Leaving the images out, output each entry below exactly.
(Data for this exercise Opens)
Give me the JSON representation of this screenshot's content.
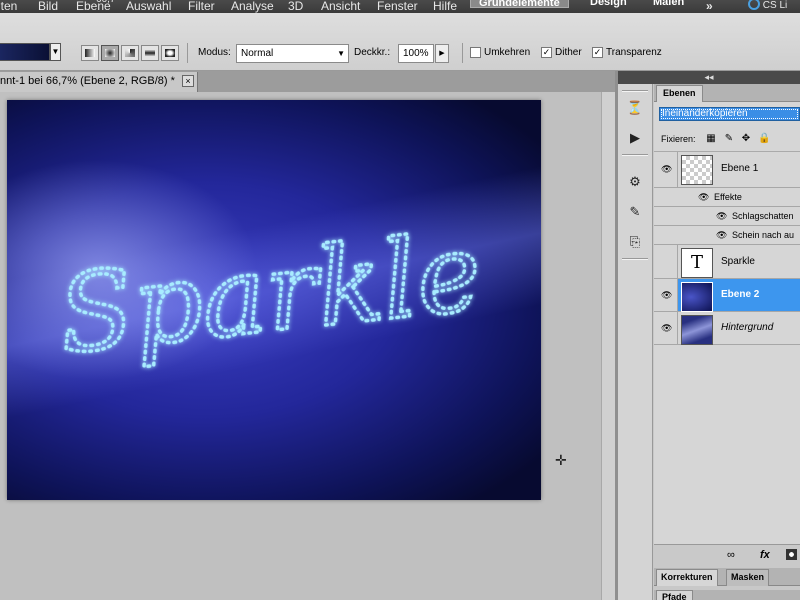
{
  "menubar": {
    "items": [
      "iten",
      "Bild",
      "Ebene",
      "Auswahl",
      "Filter",
      "Analyse",
      "3D",
      "Ansicht",
      "Fenster",
      "Hilfe"
    ],
    "zoom_partial": "66,7",
    "workspaces": [
      "Grundelemente",
      "Design",
      "Malen"
    ],
    "more_label": "»",
    "cs_live_label": "CS Li"
  },
  "options": {
    "modus_label": "Modus:",
    "modus_value": "Normal",
    "opacity_label": "Deckkr.:",
    "opacity_value": "100%",
    "umkehren_label": "Umkehren",
    "umkehren_checked": false,
    "dither_label": "Dither",
    "dither_checked": true,
    "transparenz_label": "Transparenz",
    "transparenz_checked": true,
    "gradient_color": "#1b2660"
  },
  "document": {
    "tab_title": "nnt-1 bei 66,7% (Ebene 2, RGB/8) *",
    "close_glyph": "×"
  },
  "canvas": {
    "artwork_text": "Sparkle"
  },
  "dock": {
    "collapse_glyph": "◂◂"
  },
  "layers_panel": {
    "tab": "Ebenen",
    "blend_mode": "Ineinanderkopieren",
    "lock_label": "Fixieren:",
    "layers": [
      {
        "name": "Ebene 1",
        "visible": true
      },
      {
        "name": "Sparkle",
        "visible": false,
        "thumb": "T"
      },
      {
        "name": "Ebene 2",
        "visible": true,
        "selected": true
      },
      {
        "name": "Hintergrund",
        "visible": true,
        "italic": true
      }
    ],
    "effects": {
      "label": "Effekte",
      "items": [
        "Schlagschatten",
        "Schein nach au"
      ]
    },
    "bottom_icons": [
      "link-icon",
      "fx-icon",
      "mask-icon"
    ],
    "fx_label": "fx"
  },
  "lower_panels": {
    "tabs": [
      "Korrekturen",
      "Masken"
    ],
    "next_tab": "Pfade"
  }
}
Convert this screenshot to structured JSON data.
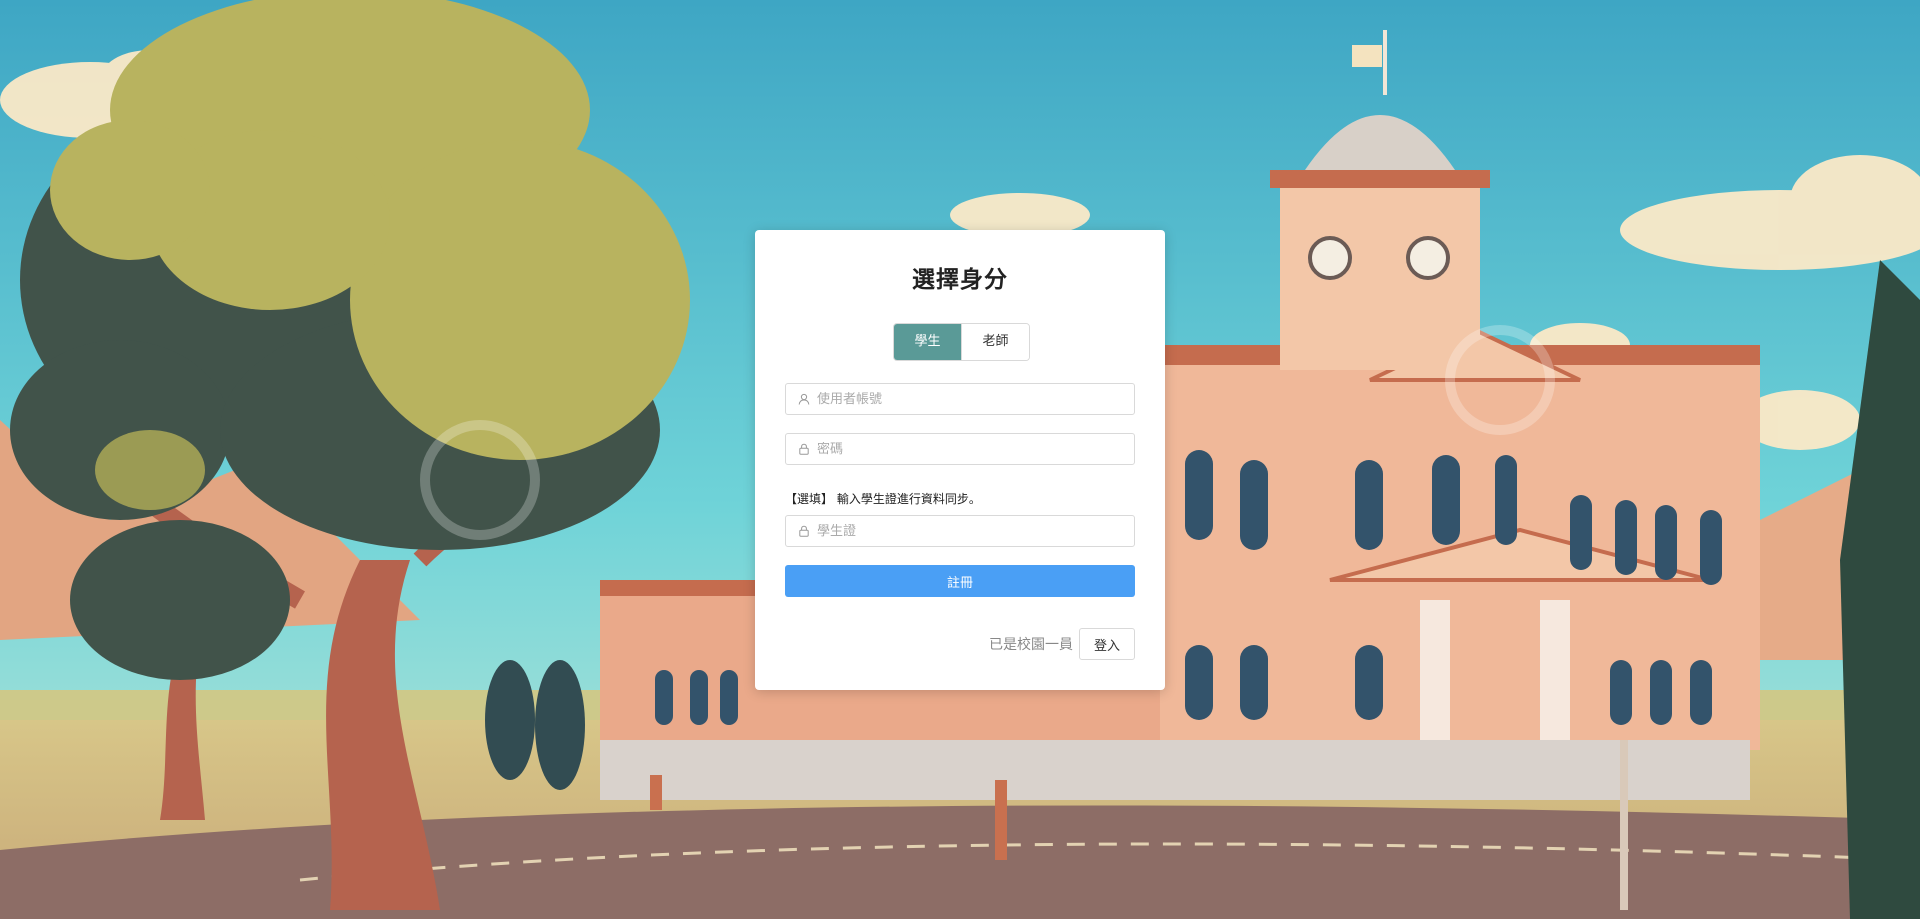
{
  "card": {
    "title": "選擇身分",
    "roles": [
      "學生",
      "老師"
    ],
    "active_role": "學生",
    "username": {
      "value": "",
      "placeholder": "使用者帳號",
      "icon": "user-icon"
    },
    "password": {
      "value": "",
      "placeholder": "密碼",
      "icon": "lock-icon"
    },
    "student_id_note": "【選填】 輸入學生證進行資料同步。",
    "student_id": {
      "value": "",
      "placeholder": "學生證",
      "icon": "lock-icon"
    },
    "submit_label": "註冊",
    "login_hint": "已是校園一員",
    "login_label": "登入"
  },
  "colors": {
    "active_role": "#5a9a97",
    "primary_button": "#4a9ff5"
  }
}
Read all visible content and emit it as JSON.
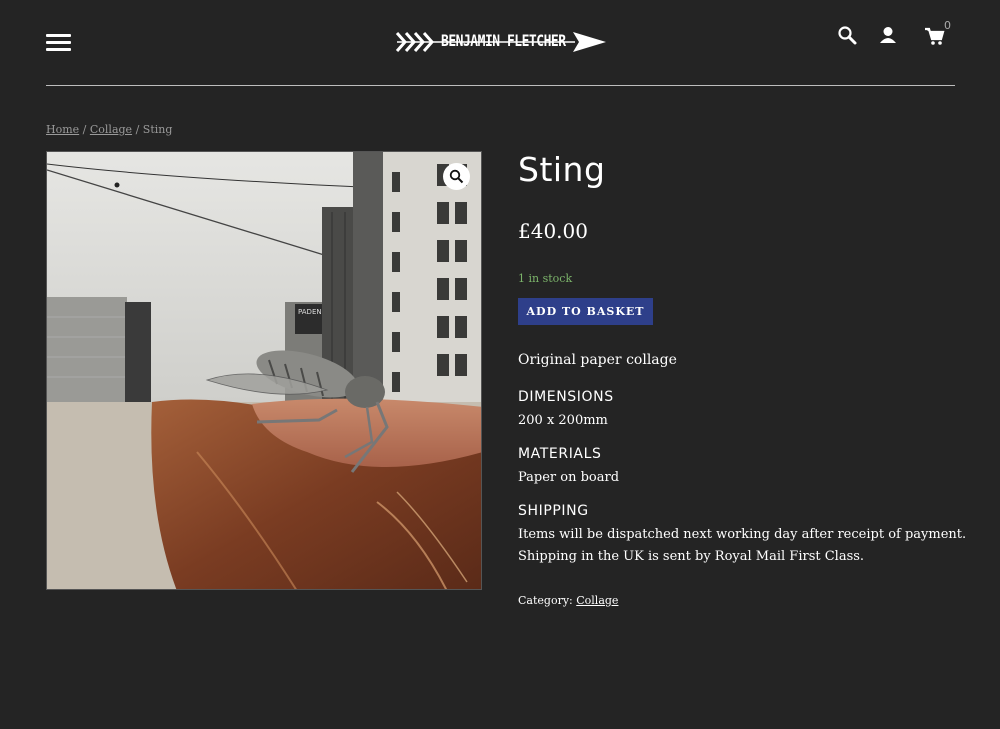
{
  "header": {
    "logo_text": "BENJAMIN FLETCHER",
    "cart_count": "0"
  },
  "breadcrumb": {
    "home": "Home",
    "separator": "/",
    "category": "Collage",
    "current": "Sting"
  },
  "product": {
    "title": "Sting",
    "price": "£40.00",
    "stock": "1 in stock",
    "add_to_basket": "ADD TO BASKET",
    "description_lead": "Original paper collage",
    "sections": [
      {
        "heading": "DIMENSIONS",
        "text": "200 x 200mm"
      },
      {
        "heading": "MATERIALS",
        "text": "Paper on board"
      },
      {
        "heading": "SHIPPING",
        "text_line1": "Items will be dispatched next working day after receipt of payment.",
        "text_line2": "Shipping in the UK is sent by Royal Mail First Class."
      }
    ],
    "category_label": "Category:",
    "category_value": "Collage",
    "image_sign_text": "PADEN-F"
  },
  "colors": {
    "background": "#242424",
    "button": "#2e3f8a",
    "stock": "#7bb36a"
  }
}
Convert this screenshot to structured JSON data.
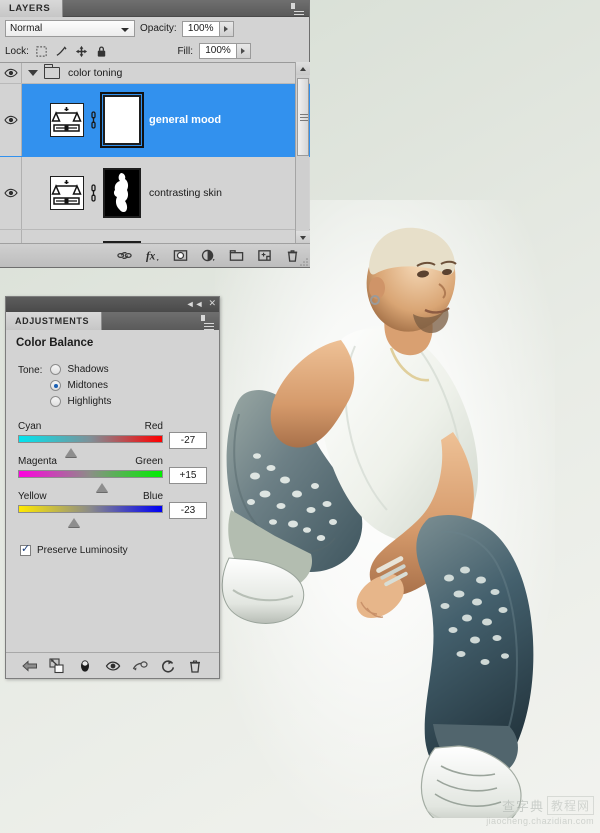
{
  "app": {
    "background_color": "#dfe4dc"
  },
  "layers_panel": {
    "tab_label": "LAYERS",
    "menu_icon": "panel-menu-icon",
    "blend_mode": "Normal",
    "opacity_label": "Opacity:",
    "opacity_value": "100%",
    "fill_label": "Fill:",
    "fill_value": "100%",
    "lock_label": "Lock:",
    "lock_icons": [
      "lock-transparent-pixels-icon",
      "lock-image-pixels-icon",
      "lock-position-icon",
      "lock-all-icon"
    ],
    "selection_color": "#3291ee",
    "rows": [
      {
        "name": "color toning",
        "type": "group",
        "visible": true,
        "selected": false,
        "icon": "folder-icon"
      },
      {
        "name": "general mood",
        "type": "adjustment",
        "visible": true,
        "selected": true,
        "icon": "color-balance-icon",
        "mask": "white"
      },
      {
        "name": "contrasting skin",
        "type": "adjustment",
        "visible": true,
        "selected": false,
        "icon": "color-balance-icon",
        "mask": "black-with-figure"
      },
      {
        "name": "",
        "type": "adjustment",
        "visible": true,
        "selected": false,
        "icon": "curves-icon",
        "mask": "black-with-figure"
      }
    ],
    "toolbar_icons": [
      "link-layers-icon",
      "add-layer-style-icon",
      "add-layer-mask-icon",
      "new-adjustment-layer-icon",
      "new-group-icon",
      "new-layer-icon",
      "delete-layer-icon"
    ]
  },
  "adjustments_panel": {
    "tab_label": "ADJUSTMENTS",
    "collapse_icon": "collapse-icon",
    "close_icon": "close-icon",
    "menu_icon": "panel-menu-icon",
    "title": "Color Balance",
    "tone_label": "Tone:",
    "tone_options": [
      {
        "label": "Shadows",
        "selected": false
      },
      {
        "label": "Midtones",
        "selected": true
      },
      {
        "label": "Highlights",
        "selected": false
      }
    ],
    "sliders": [
      {
        "left_label": "Cyan",
        "right_label": "Red",
        "value": "-27",
        "position_pct": 36.5,
        "track": "cyan-red"
      },
      {
        "left_label": "Magenta",
        "right_label": "Green",
        "value": "+15",
        "position_pct": 57.5,
        "track": "magenta-green"
      },
      {
        "left_label": "Yellow",
        "right_label": "Blue",
        "value": "-23",
        "position_pct": 38.5,
        "track": "yellow-blue"
      }
    ],
    "preserve_luminosity": {
      "label": "Preserve Luminosity",
      "checked": true
    },
    "toolbar_icons": [
      "return-to-adjustment-list-icon",
      "clip-to-layer-icon",
      "toggle-mask-icon",
      "preview-eye-icon",
      "clipping-mask-icon",
      "reset-icon",
      "delete-icon"
    ]
  },
  "watermark": {
    "cn_part1": "查字典",
    "cn_part2": "教程网",
    "url": "jiaocheng.chazidian.com"
  }
}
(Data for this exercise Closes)
- **Response for this exercise**
Give me the JSON representation of this screenshot's content.
{
  "menubar": {
    "items": [
      "iten",
      "Bild",
      "Ebene",
      "Auswahl",
      "Filter",
      "Analyse",
      "3D",
      "Ansicht",
      "Fenster",
      "Hilfe"
    ],
    "zoom_partial": "66,7",
    "workspaces": [
      "Grundelemente",
      "Design",
      "Malen"
    ],
    "more_label": "»",
    "cs_live_label": "CS Li"
  },
  "options": {
    "modus_label": "Modus:",
    "modus_value": "Normal",
    "opacity_label": "Deckkr.:",
    "opacity_value": "100%",
    "umkehren_label": "Umkehren",
    "umkehren_checked": false,
    "dither_label": "Dither",
    "dither_checked": true,
    "transparenz_label": "Transparenz",
    "transparenz_checked": true,
    "gradient_color": "#1b2660"
  },
  "document": {
    "tab_title": "nnt-1 bei 66,7% (Ebene 2, RGB/8) *",
    "close_glyph": "×"
  },
  "canvas": {
    "artwork_text": "Sparkle"
  },
  "dock": {
    "collapse_glyph": "◂◂"
  },
  "layers_panel": {
    "tab": "Ebenen",
    "blend_mode": "Ineinanderkopieren",
    "lock_label": "Fixieren:",
    "layers": [
      {
        "name": "Ebene 1",
        "visible": true
      },
      {
        "name": "Sparkle",
        "visible": false,
        "thumb": "T"
      },
      {
        "name": "Ebene 2",
        "visible": true,
        "selected": true
      },
      {
        "name": "Hintergrund",
        "visible": true,
        "italic": true
      }
    ],
    "effects": {
      "label": "Effekte",
      "items": [
        "Schlagschatten",
        "Schein nach au"
      ]
    },
    "bottom_icons": [
      "link-icon",
      "fx-icon",
      "mask-icon"
    ],
    "fx_label": "fx"
  },
  "lower_panels": {
    "tabs": [
      "Korrekturen",
      "Masken"
    ],
    "next_tab": "Pfade"
  }
}
Convert this screenshot to structured JSON data.
{
  "card": {
    "title": "選擇身分",
    "roles": [
      "學生",
      "老師"
    ],
    "active_role": "學生",
    "username": {
      "value": "",
      "placeholder": "使用者帳號",
      "icon": "user-icon"
    },
    "password": {
      "value": "",
      "placeholder": "密碼",
      "icon": "lock-icon"
    },
    "student_id_note": "【選填】 輸入學生證進行資料同步。",
    "student_id": {
      "value": "",
      "placeholder": "學生證",
      "icon": "lock-icon"
    },
    "submit_label": "註冊",
    "login_hint": "已是校園一員",
    "login_label": "登入"
  },
  "colors": {
    "active_role": "#5a9a97",
    "primary_button": "#4a9ff5"
  }
}
Read all visible content and emit it as JSON.
{
  "header": {
    "logo_text": "BENJAMIN FLETCHER",
    "cart_count": "0"
  },
  "breadcrumb": {
    "home": "Home",
    "separator": "/",
    "category": "Collage",
    "current": "Sting"
  },
  "product": {
    "title": "Sting",
    "price": "£40.00",
    "stock": "1 in stock",
    "add_to_basket": "ADD TO BASKET",
    "description_lead": "Original paper collage",
    "sections": [
      {
        "heading": "DIMENSIONS",
        "text": "200 x 200mm"
      },
      {
        "heading": "MATERIALS",
        "text": "Paper on board"
      },
      {
        "heading": "SHIPPING",
        "text_line1": "Items will be dispatched next working day after receipt of payment.",
        "text_line2": "Shipping in the UK is sent by Royal Mail First Class."
      }
    ],
    "category_label": "Category:",
    "category_value": "Collage",
    "image_sign_text": "PADEN-F"
  },
  "colors": {
    "background": "#242424",
    "button": "#2e3f8a",
    "stock": "#7bb36a"
  }
}
Convert this screenshot to structured JSON data.
{
  "app": {
    "background_color": "#dfe4dc"
  },
  "layers_panel": {
    "tab_label": "LAYERS",
    "menu_icon": "panel-menu-icon",
    "blend_mode": "Normal",
    "opacity_label": "Opacity:",
    "opacity_value": "100%",
    "fill_label": "Fill:",
    "fill_value": "100%",
    "lock_label": "Lock:",
    "lock_icons": [
      "lock-transparent-pixels-icon",
      "lock-image-pixels-icon",
      "lock-position-icon",
      "lock-all-icon"
    ],
    "selection_color": "#3291ee",
    "rows": [
      {
        "name": "color toning",
        "type": "group",
        "visible": true,
        "selected": false,
        "icon": "folder-icon"
      },
      {
        "name": "general mood",
        "type": "adjustment",
        "visible": true,
        "selected": true,
        "icon": "color-balance-icon",
        "mask": "white"
      },
      {
        "name": "contrasting skin",
        "type": "adjustment",
        "visible": true,
        "selected": false,
        "icon": "color-balance-icon",
        "mask": "black-with-figure"
      },
      {
        "name": "",
        "type": "adjustment",
        "visible": true,
        "selected": false,
        "icon": "curves-icon",
        "mask": "black-with-figure"
      }
    ],
    "toolbar_icons": [
      "link-layers-icon",
      "add-layer-style-icon",
      "add-layer-mask-icon",
      "new-adjustment-layer-icon",
      "new-group-icon",
      "new-layer-icon",
      "delete-layer-icon"
    ]
  },
  "adjustments_panel": {
    "tab_label": "ADJUSTMENTS",
    "collapse_icon": "collapse-icon",
    "close_icon": "close-icon",
    "menu_icon": "panel-menu-icon",
    "title": "Color Balance",
    "tone_label": "Tone:",
    "tone_options": [
      {
        "label": "Shadows",
        "selected": false
      },
      {
        "label": "Midtones",
        "selected": true
      },
      {
        "label": "Highlights",
        "selected": false
      }
    ],
    "sliders": [
      {
        "left_label": "Cyan",
        "right_label": "Red",
        "value": "-27",
        "position_pct": 36.5,
        "track": "cyan-red"
      },
      {
        "left_label": "Magenta",
        "right_label": "Green",
        "value": "+15",
        "position_pct": 57.5,
        "track": "magenta-green"
      },
      {
        "left_label": "Yellow",
        "right_label": "Blue",
        "value": "-23",
        "position_pct": 38.5,
        "track": "yellow-blue"
      }
    ],
    "preserve_luminosity": {
      "label": "Preserve Luminosity",
      "checked": true
    },
    "toolbar_icons": [
      "return-to-adjustment-list-icon",
      "clip-to-layer-icon",
      "toggle-mask-icon",
      "preview-eye-icon",
      "clipping-mask-icon",
      "reset-icon",
      "delete-icon"
    ]
  },
  "watermark": {
    "cn_part1": "查字典",
    "cn_part2": "教程网",
    "url": "jiaocheng.chazidian.com"
  }
}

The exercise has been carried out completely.